Jeff  Carter

The government tried to reduce paperwork on tax filings. By simply checking a box, multinational companies can avoid taxes. By making sure their pencils are sharp, companies save close to ten billion in corporate taxes each year.

Now that the tax rule is in place, companies lobby hard to keep it. “Seeking rents” I believe is the term used in economics.

I don’t have a problem with companies trying to avoid taxes. Hell, we all want to avoid taxes. It’s human and a part of being rational. Demand curves slope down.

The real problem is the US tax code itself. Until we make it flatter, with no deductions, nothing will change. Special interest groups of all types will seek rent and try to lobby to retain loopholes. The code needs to be changed so everyone pays some tax.

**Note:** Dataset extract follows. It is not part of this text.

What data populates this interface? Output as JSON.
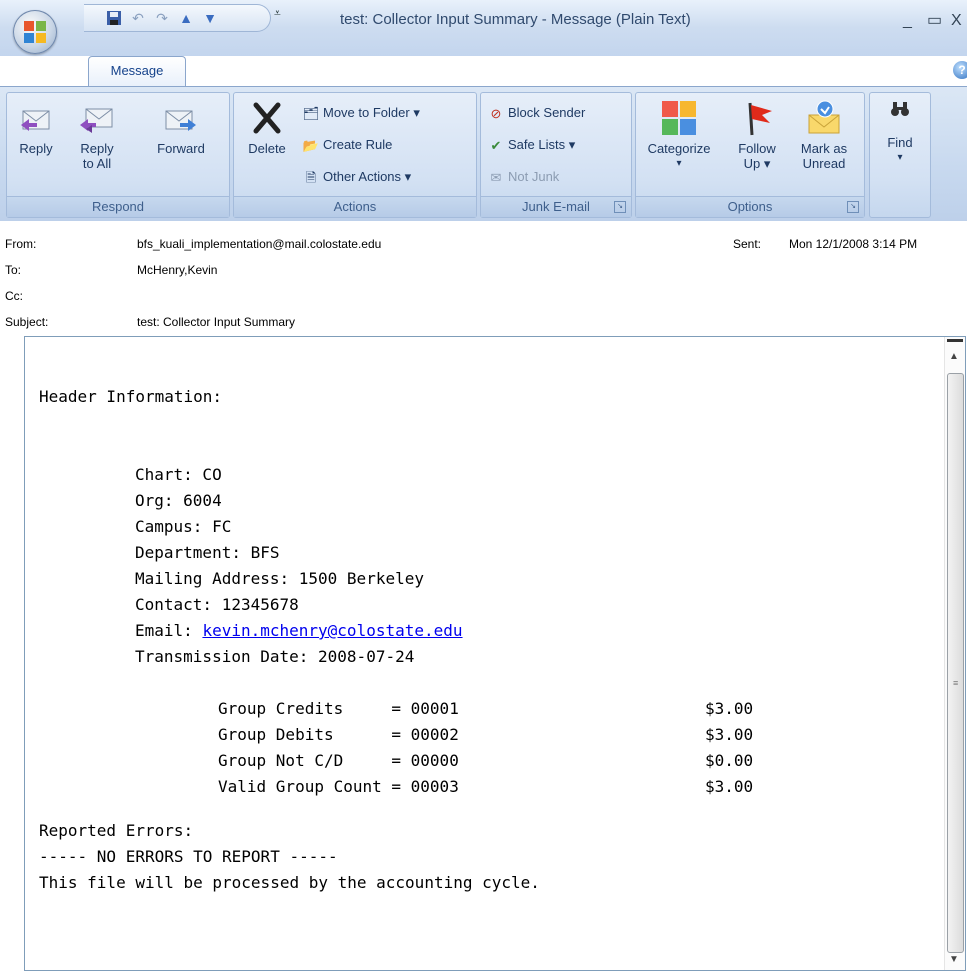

This particular tax break is only available to large multi-nationals. The average Joe can’t exploit it. But the average Joe generally gets caught in all tax schemes at every level of government.

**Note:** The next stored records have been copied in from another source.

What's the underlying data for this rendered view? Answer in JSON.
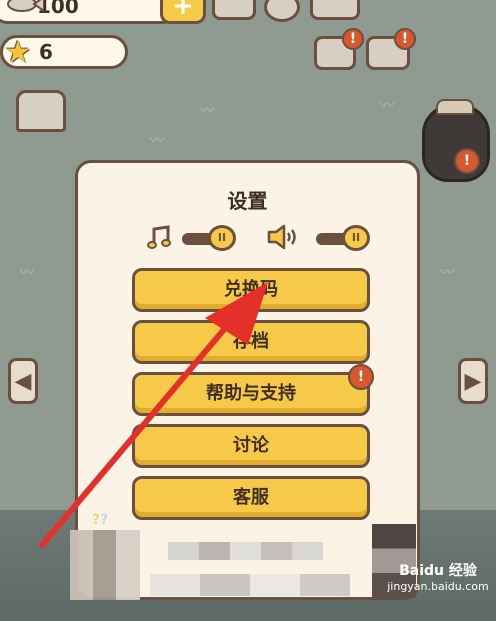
{
  "hud": {
    "fish_count": "100",
    "star_count": "6",
    "plus_label": "+",
    "fish_icon": "fish-icon",
    "star_icon": "star-icon",
    "badge_mark": "!"
  },
  "dialog": {
    "title": "设置",
    "music_icon": "music-note-icon",
    "sound_icon": "speaker-icon",
    "toggle_mark": "II",
    "buttons": [
      {
        "label": "兑换码"
      },
      {
        "label": "存档"
      },
      {
        "label": "帮助与支持"
      },
      {
        "label": "讨论"
      },
      {
        "label": "客服"
      }
    ]
  },
  "nav": {
    "prev_glyph": "◀",
    "next_glyph": "▶"
  },
  "watermark": {
    "main": "Baidu 经验",
    "sub": "jingyan.baidu.com"
  },
  "colors": {
    "background": "#8f9b91",
    "panel": "#fbf4e6",
    "button": "#f7c949",
    "outline": "#6b4f3f",
    "badge": "#d9572c",
    "annotation_arrow": "#e3302b"
  }
}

Check-the-box allows companies to avoid the normal 35 percent U.S. corporate tax on certain types of income. The Treasury Department estimates that annual revenue losses from check-the-box have hit almost $10 billion. Other countries are also said to lose billions as income is shifted to places with low or no taxes, although there is no official estimate.

The impact of check-the-box goes beyond the drain on government coffers. The rule, along with other tax provisions, has helped fuel explosive growth in foreign investment by American corporations. Since 2004, the earnings that U.S. companies keep overseas have doubled to about $1.8 trillion, U.S. Department of Commerce data show.

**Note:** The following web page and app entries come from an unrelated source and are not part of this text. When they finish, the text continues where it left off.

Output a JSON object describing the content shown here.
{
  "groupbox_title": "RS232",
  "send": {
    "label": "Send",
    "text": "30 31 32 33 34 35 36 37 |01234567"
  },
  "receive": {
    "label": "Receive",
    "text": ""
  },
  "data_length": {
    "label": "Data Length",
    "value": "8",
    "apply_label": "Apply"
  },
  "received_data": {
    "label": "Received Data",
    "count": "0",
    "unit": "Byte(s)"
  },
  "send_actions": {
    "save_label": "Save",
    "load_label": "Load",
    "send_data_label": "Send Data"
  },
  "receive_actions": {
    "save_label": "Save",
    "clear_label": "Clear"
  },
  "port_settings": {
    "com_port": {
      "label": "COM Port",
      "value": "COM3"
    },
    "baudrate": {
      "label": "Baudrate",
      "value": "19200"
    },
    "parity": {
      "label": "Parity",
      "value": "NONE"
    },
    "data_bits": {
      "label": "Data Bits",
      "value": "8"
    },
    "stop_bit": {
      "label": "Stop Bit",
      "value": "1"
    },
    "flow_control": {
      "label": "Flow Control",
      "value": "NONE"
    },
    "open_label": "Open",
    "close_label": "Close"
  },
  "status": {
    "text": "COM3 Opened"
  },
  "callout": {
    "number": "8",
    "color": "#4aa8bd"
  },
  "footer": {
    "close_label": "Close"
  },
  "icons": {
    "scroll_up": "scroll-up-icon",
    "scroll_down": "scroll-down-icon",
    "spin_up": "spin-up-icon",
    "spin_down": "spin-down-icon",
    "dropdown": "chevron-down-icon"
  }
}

Jeff Carter

Jeffrey Carter is an independent speculator. He has been trading since 1988. His blog site, Points and Figures was named by Minyanville as one of The 20 Most Influential Blogs in Financial Media.